→ WORK ITEM:
Looking at the records below, say how many lines contain "true". Nothing else belongs in the answer.

(Entries from a dataset of interfaces)
################

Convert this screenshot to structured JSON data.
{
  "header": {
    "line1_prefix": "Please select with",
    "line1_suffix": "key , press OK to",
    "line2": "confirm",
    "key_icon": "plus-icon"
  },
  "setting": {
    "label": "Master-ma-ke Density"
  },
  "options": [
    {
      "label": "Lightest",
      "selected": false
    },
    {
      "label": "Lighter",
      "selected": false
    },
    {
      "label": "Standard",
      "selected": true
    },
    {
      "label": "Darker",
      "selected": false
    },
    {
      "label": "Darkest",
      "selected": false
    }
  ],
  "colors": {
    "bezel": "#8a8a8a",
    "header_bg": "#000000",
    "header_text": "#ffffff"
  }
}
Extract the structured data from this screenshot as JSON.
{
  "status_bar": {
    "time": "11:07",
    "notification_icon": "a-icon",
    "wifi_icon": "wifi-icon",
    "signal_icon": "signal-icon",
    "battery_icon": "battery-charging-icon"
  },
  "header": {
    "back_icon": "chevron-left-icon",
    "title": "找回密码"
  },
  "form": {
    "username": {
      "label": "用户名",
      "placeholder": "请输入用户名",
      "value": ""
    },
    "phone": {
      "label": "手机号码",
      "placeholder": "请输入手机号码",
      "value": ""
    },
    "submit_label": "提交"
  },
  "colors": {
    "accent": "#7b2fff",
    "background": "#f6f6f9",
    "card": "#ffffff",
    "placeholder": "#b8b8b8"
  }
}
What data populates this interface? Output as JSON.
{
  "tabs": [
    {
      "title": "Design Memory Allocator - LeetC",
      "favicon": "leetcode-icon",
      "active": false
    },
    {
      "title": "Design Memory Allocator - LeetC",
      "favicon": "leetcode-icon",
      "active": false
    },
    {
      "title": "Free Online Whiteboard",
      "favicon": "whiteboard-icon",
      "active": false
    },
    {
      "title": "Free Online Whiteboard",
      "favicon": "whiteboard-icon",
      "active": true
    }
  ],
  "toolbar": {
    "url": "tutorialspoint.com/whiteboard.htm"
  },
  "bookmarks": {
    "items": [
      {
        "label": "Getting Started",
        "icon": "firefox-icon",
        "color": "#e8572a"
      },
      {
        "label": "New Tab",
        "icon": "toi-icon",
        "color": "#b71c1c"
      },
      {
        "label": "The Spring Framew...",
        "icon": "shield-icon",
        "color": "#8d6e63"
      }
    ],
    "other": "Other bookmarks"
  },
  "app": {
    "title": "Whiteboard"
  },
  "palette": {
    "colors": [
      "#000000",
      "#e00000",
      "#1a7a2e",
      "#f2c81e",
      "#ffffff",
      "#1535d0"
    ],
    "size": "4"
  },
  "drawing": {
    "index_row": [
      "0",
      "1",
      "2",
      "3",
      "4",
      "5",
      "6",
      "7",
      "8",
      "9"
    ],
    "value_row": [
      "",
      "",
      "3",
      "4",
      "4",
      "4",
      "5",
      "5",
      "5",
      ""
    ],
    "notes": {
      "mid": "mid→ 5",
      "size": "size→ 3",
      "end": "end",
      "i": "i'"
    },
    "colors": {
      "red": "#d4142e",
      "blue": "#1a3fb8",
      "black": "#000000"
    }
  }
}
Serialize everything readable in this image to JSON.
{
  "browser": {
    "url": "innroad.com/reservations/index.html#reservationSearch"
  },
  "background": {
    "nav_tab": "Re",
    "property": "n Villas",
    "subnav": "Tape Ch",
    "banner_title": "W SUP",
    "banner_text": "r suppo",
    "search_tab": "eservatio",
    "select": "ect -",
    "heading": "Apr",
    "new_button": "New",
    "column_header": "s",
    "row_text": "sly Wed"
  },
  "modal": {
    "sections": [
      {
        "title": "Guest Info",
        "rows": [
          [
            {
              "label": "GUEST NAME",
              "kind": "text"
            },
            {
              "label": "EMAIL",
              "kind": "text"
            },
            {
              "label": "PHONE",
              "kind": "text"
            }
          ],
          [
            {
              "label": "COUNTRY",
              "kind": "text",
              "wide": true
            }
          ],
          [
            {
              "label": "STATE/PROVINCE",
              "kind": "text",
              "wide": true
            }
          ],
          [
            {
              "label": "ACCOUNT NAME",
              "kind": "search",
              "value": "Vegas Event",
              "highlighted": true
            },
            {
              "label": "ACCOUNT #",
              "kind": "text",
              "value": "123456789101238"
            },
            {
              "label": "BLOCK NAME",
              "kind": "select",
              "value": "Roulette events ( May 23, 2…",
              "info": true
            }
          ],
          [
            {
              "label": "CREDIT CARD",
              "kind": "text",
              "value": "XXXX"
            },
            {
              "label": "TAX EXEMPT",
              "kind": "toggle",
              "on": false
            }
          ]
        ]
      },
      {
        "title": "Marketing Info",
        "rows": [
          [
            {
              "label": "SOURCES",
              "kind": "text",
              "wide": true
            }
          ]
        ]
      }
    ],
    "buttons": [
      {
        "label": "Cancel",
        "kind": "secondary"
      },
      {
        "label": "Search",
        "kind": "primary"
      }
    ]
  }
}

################

→ SOLUTION TO THIS TASK:
7